value.. 19.2 24.7 19.8 20.0
Passenger cars, nonmilitary (new)............................number.. 10,795 11,928 14,573 10,581
value.. 21.2 23.4 29.2 20.4
Automobile parts for assembly and replacement.................value.. 66.8 67.4 57.0 56.3
Military automobiles, trucks, busses, trailers, parts,
accessories and service equipment; commercial maintenance
and repair trucks (new)......................................value.. 11.0 8.2 8.7 11.9
Aircraft, parts and accessories...............................value.. 128.2 130.3 134.4 120.0
Merchant ships, nonmilitary, n.e.c...........................number.. 12 4 4 10
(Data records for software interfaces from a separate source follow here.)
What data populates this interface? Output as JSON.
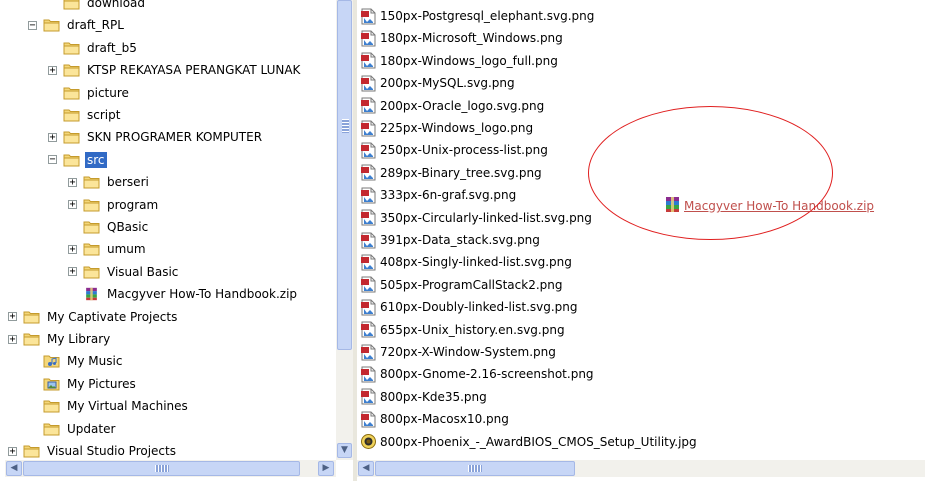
{
  "tree": {
    "items": [
      {
        "label": "download",
        "expander": "",
        "depth": 2,
        "icon": "folder-icon"
      },
      {
        "label": "draft_RPL",
        "expander": "−",
        "depth": 1,
        "icon": "folder-icon"
      },
      {
        "label": "draft_b5",
        "expander": "",
        "depth": 2,
        "icon": "folder-icon"
      },
      {
        "label": "KTSP REKAYASA PERANGKAT LUNAK",
        "expander": "+",
        "depth": 2,
        "icon": "folder-icon"
      },
      {
        "label": "picture",
        "expander": "",
        "depth": 2,
        "icon": "folder-icon"
      },
      {
        "label": "script",
        "expander": "",
        "depth": 2,
        "icon": "folder-icon"
      },
      {
        "label": "SKN PROGRAMER KOMPUTER",
        "expander": "+",
        "depth": 2,
        "icon": "folder-icon"
      },
      {
        "label": "src",
        "expander": "−",
        "depth": 2,
        "icon": "folder-icon",
        "selected": true
      },
      {
        "label": "berseri",
        "expander": "+",
        "depth": 3,
        "icon": "folder-icon"
      },
      {
        "label": "program",
        "expander": "+",
        "depth": 3,
        "icon": "folder-icon"
      },
      {
        "label": "QBasic",
        "expander": "",
        "depth": 3,
        "icon": "folder-icon"
      },
      {
        "label": "umum",
        "expander": "+",
        "depth": 3,
        "icon": "folder-icon"
      },
      {
        "label": "Visual Basic",
        "expander": "+",
        "depth": 3,
        "icon": "folder-icon"
      },
      {
        "label": "Macgyver How-To Handbook.zip",
        "expander": "",
        "depth": 3,
        "icon": "zip-archive-icon"
      },
      {
        "label": "My Captivate Projects",
        "expander": "+",
        "depth": 0,
        "icon": "folder-icon"
      },
      {
        "label": "My Library",
        "expander": "+",
        "depth": 0,
        "icon": "folder-icon"
      },
      {
        "label": "My Music",
        "expander": "",
        "depth": 1,
        "icon": "music-folder-icon"
      },
      {
        "label": "My Pictures",
        "expander": "",
        "depth": 1,
        "icon": "pictures-folder-icon"
      },
      {
        "label": "My Virtual Machines",
        "expander": "",
        "depth": 1,
        "icon": "folder-icon"
      },
      {
        "label": "Updater",
        "expander": "",
        "depth": 1,
        "icon": "folder-icon"
      },
      {
        "label": "Visual Studio Projects",
        "expander": "+",
        "depth": 0,
        "icon": "folder-icon"
      }
    ]
  },
  "files": [
    {
      "name": "150px-Postgresql_elephant.svg.png",
      "icon": "png-image-icon"
    },
    {
      "name": "180px-Microsoft_Windows.png",
      "icon": "png-image-icon"
    },
    {
      "name": "180px-Windows_logo_full.png",
      "icon": "png-image-icon"
    },
    {
      "name": "200px-MySQL.svg.png",
      "icon": "png-image-icon"
    },
    {
      "name": "200px-Oracle_logo.svg.png",
      "icon": "png-image-icon"
    },
    {
      "name": "225px-Windows_logo.png",
      "icon": "png-image-icon"
    },
    {
      "name": "250px-Unix-process-list.png",
      "icon": "png-image-icon"
    },
    {
      "name": "289px-Binary_tree.svg.png",
      "icon": "png-image-icon"
    },
    {
      "name": "333px-6n-graf.svg.png",
      "icon": "png-image-icon"
    },
    {
      "name": "350px-Circularly-linked-list.svg.png",
      "icon": "png-image-icon"
    },
    {
      "name": "391px-Data_stack.svg.png",
      "icon": "png-image-icon"
    },
    {
      "name": "408px-Singly-linked-list.svg.png",
      "icon": "png-image-icon"
    },
    {
      "name": "505px-ProgramCallStack2.png",
      "icon": "png-image-icon"
    },
    {
      "name": "610px-Doubly-linked-list.svg.png",
      "icon": "png-image-icon"
    },
    {
      "name": "655px-Unix_history.en.svg.png",
      "icon": "png-image-icon"
    },
    {
      "name": "720px-X-Window-System.png",
      "icon": "png-image-icon"
    },
    {
      "name": "800px-Gnome-2.16-screenshot.png",
      "icon": "png-image-icon"
    },
    {
      "name": "800px-Kde35.png",
      "icon": "png-image-icon"
    },
    {
      "name": "800px-Macosx10.png",
      "icon": "png-image-icon"
    },
    {
      "name": "800px-Phoenix_-_AwardBIOS_CMOS_Setup_Utility.jpg",
      "icon": "jpg-image-icon"
    }
  ],
  "highlight": {
    "label": "Macgyver How-To Handbook.zip",
    "icon": "zip-archive-icon"
  },
  "colors": {
    "selection": "#316ac5",
    "folder": "#f4d77a",
    "annotation": "#e02020",
    "highlight_text": "#c0504d"
  }
}
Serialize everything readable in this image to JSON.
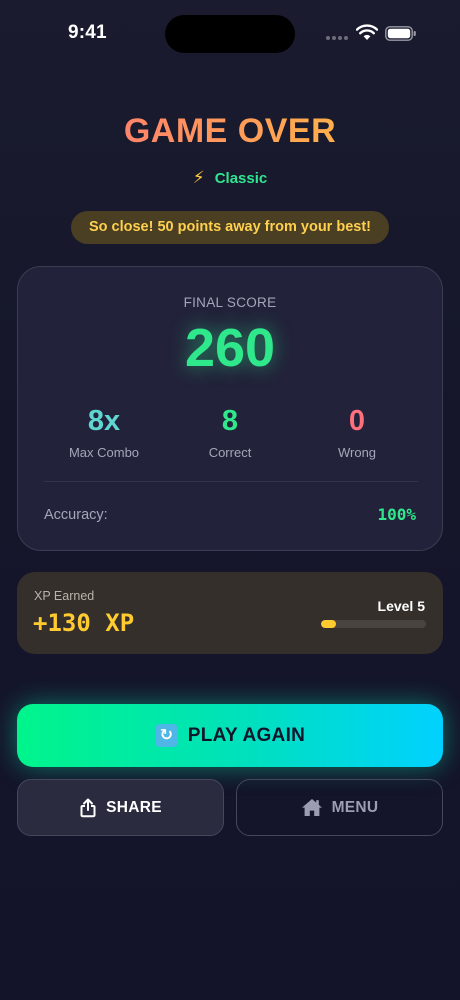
{
  "status_bar": {
    "time": "9:41"
  },
  "header": {
    "title": "GAME OVER",
    "mode_icon": "lightning-icon",
    "mode_glyph": "⚡",
    "mode_label": "Classic"
  },
  "toast": {
    "message": "So close! 50 points away from your best!"
  },
  "score_card": {
    "final_label": "FINAL SCORE",
    "final_score": "260",
    "stats": [
      {
        "value": "8x",
        "label": "Max Combo",
        "color": "#5fd6cf"
      },
      {
        "value": "8",
        "label": "Correct",
        "color": "#2fe88c"
      },
      {
        "value": "0",
        "label": "Wrong",
        "color": "#ff6f7c"
      }
    ],
    "accuracy_label": "Accuracy:",
    "accuracy_value": "100%"
  },
  "xp_card": {
    "label": "XP Earned",
    "value": "+130 XP",
    "level_label": "Level 5",
    "progress_fraction": 0.14
  },
  "buttons": {
    "play_again": {
      "label": "PLAY AGAIN",
      "icon": "refresh-icon",
      "glyph": "↻"
    },
    "share": {
      "label": "SHARE",
      "icon": "share-icon"
    },
    "menu": {
      "label": "MENU",
      "icon": "home-icon"
    }
  },
  "colors": {
    "accent_green": "#2fe88c",
    "accent_gold": "#ffcb2e",
    "background": "#15162a"
  }
}
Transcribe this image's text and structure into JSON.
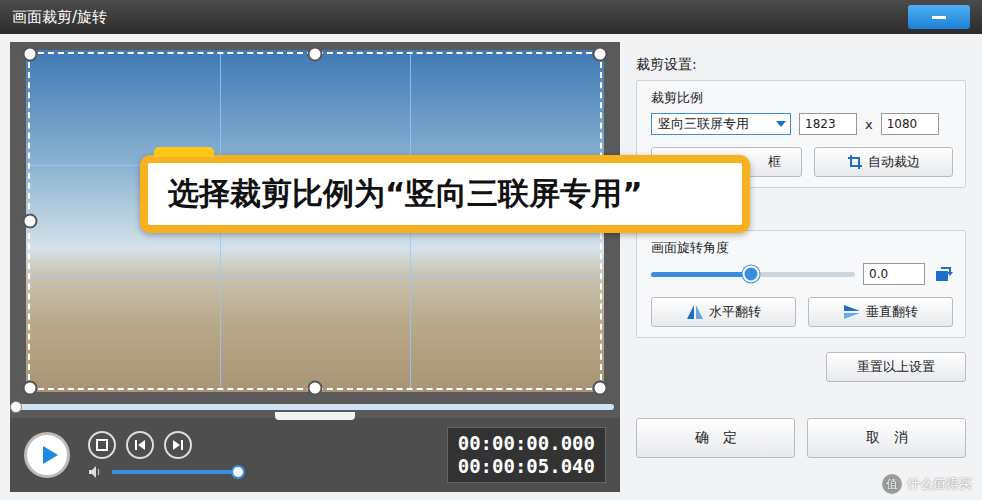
{
  "window": {
    "title": "画面裁剪/旋转"
  },
  "preview": {
    "timeline_level": 0,
    "volume_level": 1,
    "time_current": "00:00:00.000",
    "time_total": "00:00:05.040"
  },
  "callout": "选择裁剪比例为“竖向三联屏专用”",
  "crop_settings": {
    "heading": "裁剪设置:",
    "ratio_label": "裁剪比例",
    "ratio": "竖向三联屏专用",
    "width": "1823",
    "times": "x",
    "height": "1080",
    "buttons": [
      {
        "label": "框",
        "kind": "frame"
      },
      {
        "label": "自动裁边",
        "kind": "auto"
      }
    ]
  },
  "rotation": {
    "label": "画面旋转角度",
    "level": 0.49,
    "angle": "0.0",
    "flip_buttons": [
      {
        "label": "水平翻转",
        "kind": "horizontal"
      },
      {
        "label": "垂直翻转",
        "kind": "vertical"
      }
    ]
  },
  "reset": "重置以上设置",
  "dialog_buttons": [
    "确　定",
    "取　消"
  ],
  "watermark": {
    "badge": "值",
    "text": "什么值得买"
  }
}
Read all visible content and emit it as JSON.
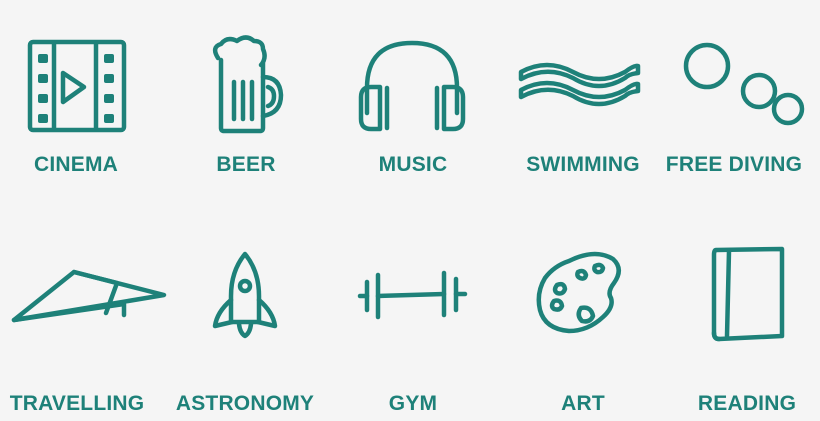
{
  "accent_color": "#1e8179",
  "background_color": "#f5f5f5",
  "items": [
    {
      "label": "CINEMA",
      "icon": "film-strip-play-icon"
    },
    {
      "label": "BEER",
      "icon": "beer-mug-icon"
    },
    {
      "label": "MUSIC",
      "icon": "headphones-icon"
    },
    {
      "label": "SWIMMING",
      "icon": "waves-icon"
    },
    {
      "label": "FREE DIVING",
      "icon": "bubbles-icon"
    },
    {
      "label": "TRAVELLING",
      "icon": "paper-plane-icon"
    },
    {
      "label": "ASTRONOMY",
      "icon": "rocket-icon"
    },
    {
      "label": "GYM",
      "icon": "dumbbell-icon"
    },
    {
      "label": "ART",
      "icon": "paint-palette-icon"
    },
    {
      "label": "READING",
      "icon": "book-icon"
    }
  ]
}
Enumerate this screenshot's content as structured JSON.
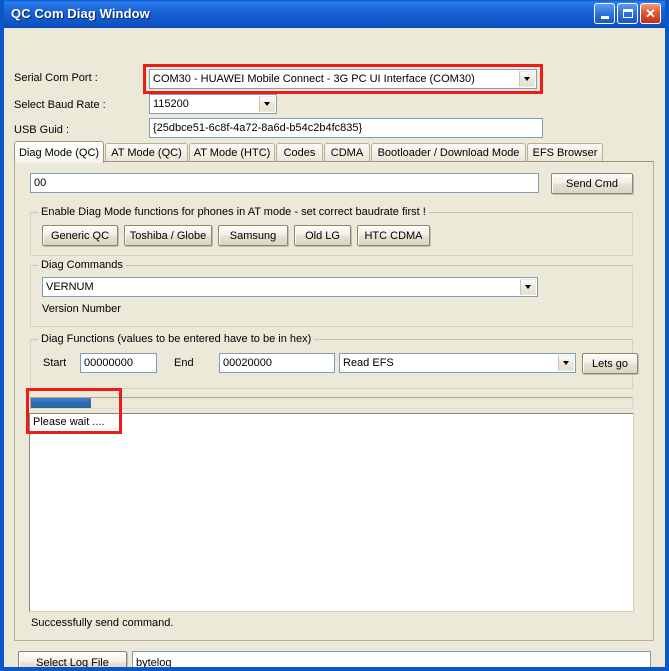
{
  "window": {
    "title": "QC Com Diag Window",
    "caption_buttons": [
      {
        "name": "minimize",
        "label": "_"
      },
      {
        "name": "maximize",
        "label": "□"
      },
      {
        "name": "close",
        "label": "✕"
      }
    ]
  },
  "top_fields": {
    "serial_port_label": "Serial Com Port :",
    "serial_port_value": "COM30 - HUAWEI Mobile Connect - 3G PC UI Interface (COM30)",
    "baud_label": "Select Baud Rate :",
    "baud_value": "115200",
    "usb_guid_label": "USB Guid :",
    "usb_guid_value": "{25dbce51-6c8f-4a72-8a6d-b54c2b4fc835}"
  },
  "tabs": [
    {
      "label": "Diag Mode (QC)",
      "active": true
    },
    {
      "label": "AT Mode (QC)",
      "active": false
    },
    {
      "label": "AT Mode (HTC)",
      "active": false
    },
    {
      "label": "Codes",
      "active": false
    },
    {
      "label": "CDMA",
      "active": false
    },
    {
      "label": "Bootloader / Download Mode",
      "active": false
    },
    {
      "label": "EFS Browser",
      "active": false
    }
  ],
  "diag_tab": {
    "command_value": "00",
    "send_cmd_label": "Send Cmd",
    "enable_group_title": "Enable Diag Mode functions for phones in AT mode - set correct baudrate first !",
    "enable_buttons": [
      {
        "label": "Generic QC"
      },
      {
        "label": "Toshiba / Globe"
      },
      {
        "label": "Samsung"
      },
      {
        "label": "Old LG"
      },
      {
        "label": "HTC CDMA"
      }
    ],
    "diag_commands_group_title": "Diag Commands",
    "diag_command_value": "VERNUM",
    "diag_command_description": "Version Number",
    "diag_functions_group_title": "Diag Functions (values to be entered have to be in hex)",
    "start_label": "Start",
    "start_value": "00000000",
    "end_label": "End",
    "end_value": "00020000",
    "function_value": "Read EFS",
    "lets_go_label": "Lets go",
    "progress_percent": 10,
    "log_text": "Please wait ....",
    "status_text": "Successfully send command."
  },
  "footer": {
    "select_log_file_label": "Select Log File",
    "log_file_value": "bytelog"
  },
  "colors": {
    "title_bar_blue": "#0A58C8",
    "window_face": "#ECE9D8",
    "annotation_red": "#EE1C18",
    "progress_blue": "#2E6DB4",
    "close_button_red": "#C42E14"
  }
}
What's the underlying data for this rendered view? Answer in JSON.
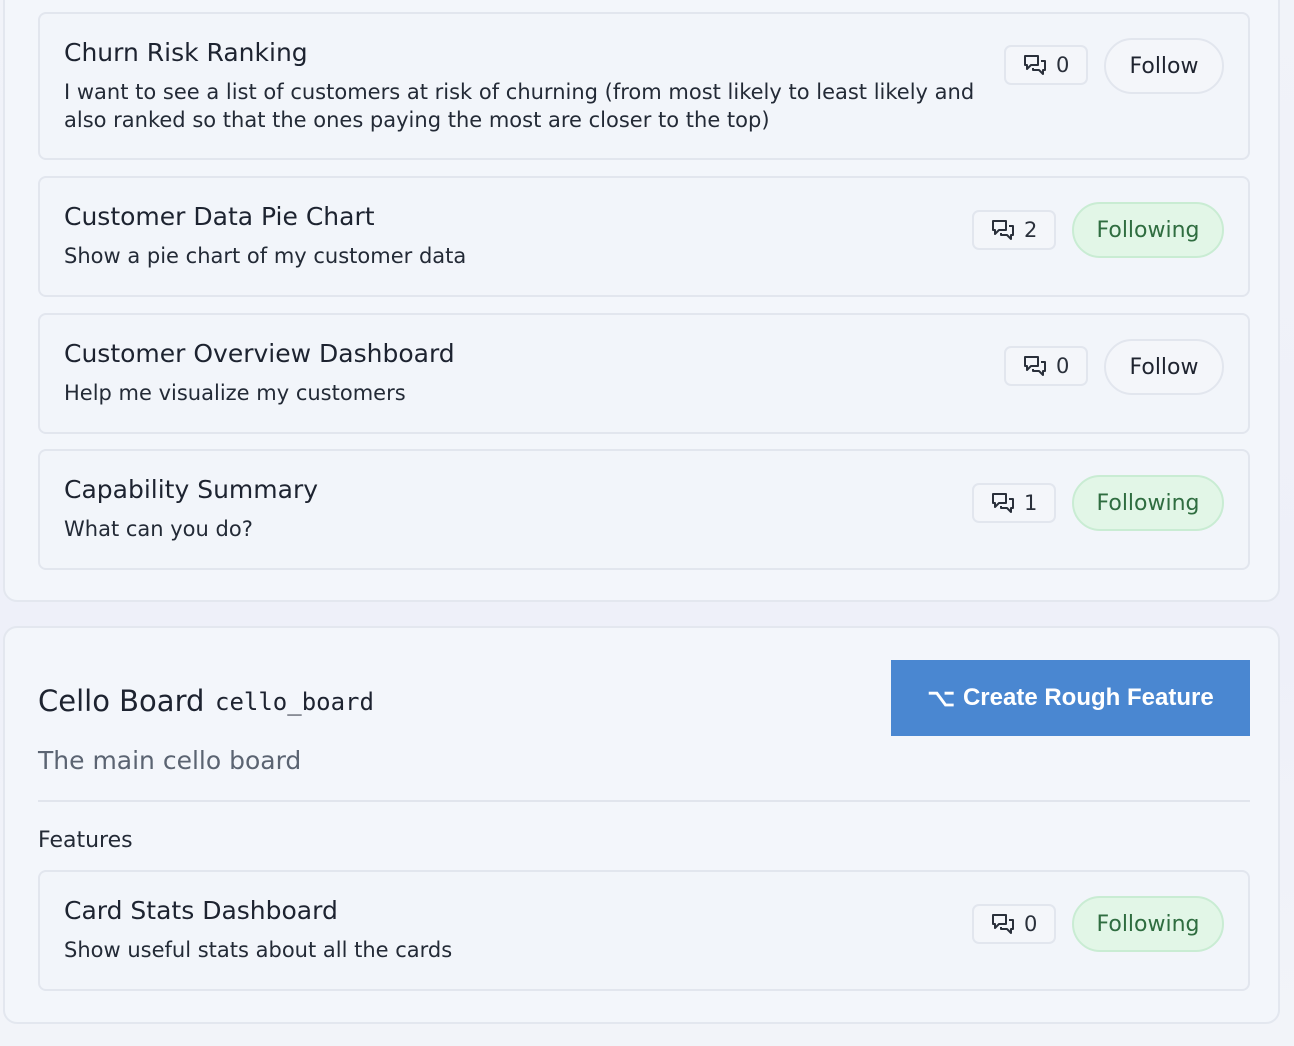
{
  "top_board": {
    "features": [
      {
        "title": "Churn Risk Ranking",
        "description": "I want to see a list of customers at risk of churning (from most likely to least likely and also ranked so that the ones paying the most are closer to the top)",
        "comments": "0",
        "follow_label": "Follow",
        "following": false
      },
      {
        "title": "Customer Data Pie Chart",
        "description": "Show a pie chart of my customer data",
        "comments": "2",
        "follow_label": "Following",
        "following": true
      },
      {
        "title": "Customer Overview Dashboard",
        "description": "Help me visualize my customers",
        "comments": "0",
        "follow_label": "Follow",
        "following": false
      },
      {
        "title": "Capability Summary",
        "description": "What can you do?",
        "comments": "1",
        "follow_label": "Following",
        "following": true
      }
    ]
  },
  "cello_board": {
    "name": "Cello Board",
    "slug": "cello_board",
    "description": "The main cello board",
    "create_button_icon": "⌥",
    "create_button_label": "Create Rough Feature",
    "features_heading": "Features",
    "features": [
      {
        "title": "Card Stats Dashboard",
        "description": "Show useful stats about all the cards",
        "comments": "0",
        "follow_label": "Following",
        "following": true
      }
    ]
  },
  "icons": {
    "comment": "comment-bubbles-icon",
    "create": "option-key-icon"
  },
  "colors": {
    "accent_blue": "#4a87d1",
    "following_bg": "#e2f6e7",
    "following_text": "#2f6d40"
  }
}
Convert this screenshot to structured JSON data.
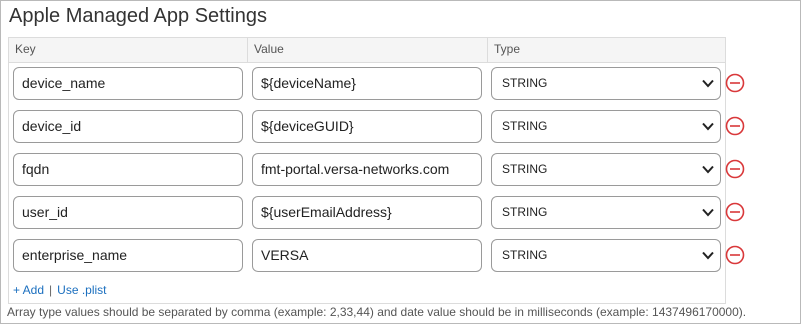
{
  "title": "Apple Managed App Settings",
  "columns": {
    "key": "Key",
    "value": "Value",
    "type": "Type"
  },
  "rows": [
    {
      "key": "device_name",
      "value": "${deviceName}",
      "type": "STRING"
    },
    {
      "key": "device_id",
      "value": "${deviceGUID}",
      "type": "STRING"
    },
    {
      "key": "fqdn",
      "value": "fmt-portal.versa-networks.com",
      "type": "STRING"
    },
    {
      "key": "user_id",
      "value": "${userEmailAddress}",
      "type": "STRING"
    },
    {
      "key": "enterprise_name",
      "value": "VERSA",
      "type": "STRING"
    }
  ],
  "actions": {
    "add": "+ Add",
    "separator": "|",
    "use_plist": "Use .plist"
  },
  "note": "Array type values should be separated by comma (example: 2,33,44) and date value should be in milliseconds (example: 1437496170000).",
  "colors": {
    "remove_icon": "#d9383a",
    "link": "#1b6fbf"
  },
  "icons": {
    "remove": "remove-circle-icon",
    "dropdown": "chevron-down-icon"
  }
}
value.. 0.8 0.2 0.6 1.0
Railway transportation equipment..............................value.. 11.2 14.6 15.4 13.1
Antibiotics...................................................value.. 4.7 4.5 6.3 5.3
Other medicinal and pharmaceutical preparations...............value.. 17.5 20.8 18.8 17.2
Soap and toilet preparations..................................value.. 2.2 2.3 2.3 2.0
Small arms, machine guns, parts and accessories, n.e.c........value.. 7.2 3.3 5.8 3.2
Ammunition, components and parts..............................value.. 20.7 28.5 21.8 16.3
Special Category Type 16 ......................................value.. 46.2 25.7 37.2 25.6
All other finished manufactures, exclusive of Special
Category Type 16.............................................value.. 182.3 192.5 168.9 156.3

1Based on commodity classifications in Schedule B. Statistical Classification of Domestic and Foreign Commodities Exported from the United States. A
Supplement to Report No. FT 930-E showing the Schedule B numbers included in the individual economic class and commodity totals is available on request.
'Includes $89.3 million of Military Assistance Program Grant-Aid shipments ($32.6 million to Western Europe). Includes $66.6 million of Military Assistance
Program Grant-Aid shipments ($16.0 million to Western Europe). 4Includes $82.4 million of Military Assistance Program Grant-Aid sipments ($28.0 million to
Western Europe). 5 includes $67.5 million of Military Assistance Program Grant-Aid shipments ($27.5 million to Western Europe). See the January 1961 issue
of Report No. FT 410 for explanation of Special Category commodities and list of commodities included.




Full Text
xml version 1.0 encoding UTF-8
REPORT xmlns http:www.fcla.edudlsmddaitss xmlns:xsi http:www.w3.org2001XMLSchema-instance xsi:schemaLocation http:www.fcla.edudlsmddaitssdaitssReport.xsd
INGEST IEID EKGW7UMHS_JQW9A7 INGEST_TIME 2013-02-07T17:11:24Z PACKAGE AA00013019_00035
AGREEMENT_INFO ACCOUNT UF PROJECT UFDC
FILES